AVAILABLE DATA: Begin

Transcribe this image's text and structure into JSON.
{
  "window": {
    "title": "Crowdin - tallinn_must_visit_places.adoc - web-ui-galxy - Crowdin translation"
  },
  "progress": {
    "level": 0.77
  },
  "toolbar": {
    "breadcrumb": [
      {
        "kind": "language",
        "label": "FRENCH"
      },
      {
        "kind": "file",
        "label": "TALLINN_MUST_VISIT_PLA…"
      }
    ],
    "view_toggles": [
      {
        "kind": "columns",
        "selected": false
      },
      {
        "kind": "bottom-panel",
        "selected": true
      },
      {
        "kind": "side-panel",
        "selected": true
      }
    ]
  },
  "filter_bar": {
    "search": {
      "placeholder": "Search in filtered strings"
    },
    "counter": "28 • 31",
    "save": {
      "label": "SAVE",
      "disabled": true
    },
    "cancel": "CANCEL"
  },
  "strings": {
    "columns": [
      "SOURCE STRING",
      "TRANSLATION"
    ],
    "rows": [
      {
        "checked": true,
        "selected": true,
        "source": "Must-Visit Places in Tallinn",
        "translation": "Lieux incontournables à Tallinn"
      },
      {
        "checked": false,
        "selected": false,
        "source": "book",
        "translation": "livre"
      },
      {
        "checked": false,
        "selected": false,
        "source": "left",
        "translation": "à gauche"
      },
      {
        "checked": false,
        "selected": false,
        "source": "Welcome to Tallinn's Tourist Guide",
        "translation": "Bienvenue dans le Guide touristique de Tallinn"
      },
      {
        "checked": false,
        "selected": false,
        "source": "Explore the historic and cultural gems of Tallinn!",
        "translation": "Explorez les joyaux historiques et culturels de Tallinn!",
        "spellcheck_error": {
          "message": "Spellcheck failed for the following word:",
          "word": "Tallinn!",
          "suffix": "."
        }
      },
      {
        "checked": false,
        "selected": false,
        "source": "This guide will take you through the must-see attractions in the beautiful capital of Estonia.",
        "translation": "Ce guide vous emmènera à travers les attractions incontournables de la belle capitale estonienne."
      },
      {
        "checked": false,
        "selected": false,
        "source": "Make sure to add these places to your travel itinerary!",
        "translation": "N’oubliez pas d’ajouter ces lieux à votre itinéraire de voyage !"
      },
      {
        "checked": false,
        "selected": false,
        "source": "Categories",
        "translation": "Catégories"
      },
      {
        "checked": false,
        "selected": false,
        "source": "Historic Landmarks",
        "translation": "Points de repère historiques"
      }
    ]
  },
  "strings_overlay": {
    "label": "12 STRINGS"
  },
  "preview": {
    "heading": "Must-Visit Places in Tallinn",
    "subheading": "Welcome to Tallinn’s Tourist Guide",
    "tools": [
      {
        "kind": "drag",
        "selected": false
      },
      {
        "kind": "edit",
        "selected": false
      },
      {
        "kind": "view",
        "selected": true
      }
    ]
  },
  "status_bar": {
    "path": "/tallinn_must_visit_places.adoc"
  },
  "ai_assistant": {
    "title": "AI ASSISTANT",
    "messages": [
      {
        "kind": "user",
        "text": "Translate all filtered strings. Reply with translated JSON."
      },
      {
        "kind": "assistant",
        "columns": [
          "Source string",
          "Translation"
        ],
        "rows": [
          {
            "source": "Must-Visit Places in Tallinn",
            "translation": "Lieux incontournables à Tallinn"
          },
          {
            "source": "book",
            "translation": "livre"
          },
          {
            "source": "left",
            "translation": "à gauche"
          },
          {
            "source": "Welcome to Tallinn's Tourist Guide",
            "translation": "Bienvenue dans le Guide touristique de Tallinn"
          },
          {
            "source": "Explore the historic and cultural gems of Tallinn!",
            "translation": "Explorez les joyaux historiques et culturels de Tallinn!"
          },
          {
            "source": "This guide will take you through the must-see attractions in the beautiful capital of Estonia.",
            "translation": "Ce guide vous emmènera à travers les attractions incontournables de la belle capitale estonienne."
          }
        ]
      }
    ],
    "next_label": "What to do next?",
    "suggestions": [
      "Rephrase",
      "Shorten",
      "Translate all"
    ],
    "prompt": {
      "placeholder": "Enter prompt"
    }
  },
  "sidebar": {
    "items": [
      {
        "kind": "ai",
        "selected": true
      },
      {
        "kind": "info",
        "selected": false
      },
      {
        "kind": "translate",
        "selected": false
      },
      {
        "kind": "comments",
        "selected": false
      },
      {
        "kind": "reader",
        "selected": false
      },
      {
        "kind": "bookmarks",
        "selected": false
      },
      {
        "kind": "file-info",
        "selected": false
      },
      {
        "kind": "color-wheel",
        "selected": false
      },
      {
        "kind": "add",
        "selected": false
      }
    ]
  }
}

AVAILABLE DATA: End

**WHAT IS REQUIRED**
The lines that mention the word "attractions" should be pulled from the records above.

**EXERCISE RESPONSE**
        "source": "This guide will take you through the must-see attractions in the beautiful capital of Estonia.",
        "translation": "Ce guide vous emmènera à travers les attractions incontournables de la belle capitale estonienne."
            "source": "This guide will take you through the must-see attractions in the beautiful capital of Estonia.",
            "translation": "Ce guide vous emmènera à travers les attractions incontournables de la belle capitale estonienne."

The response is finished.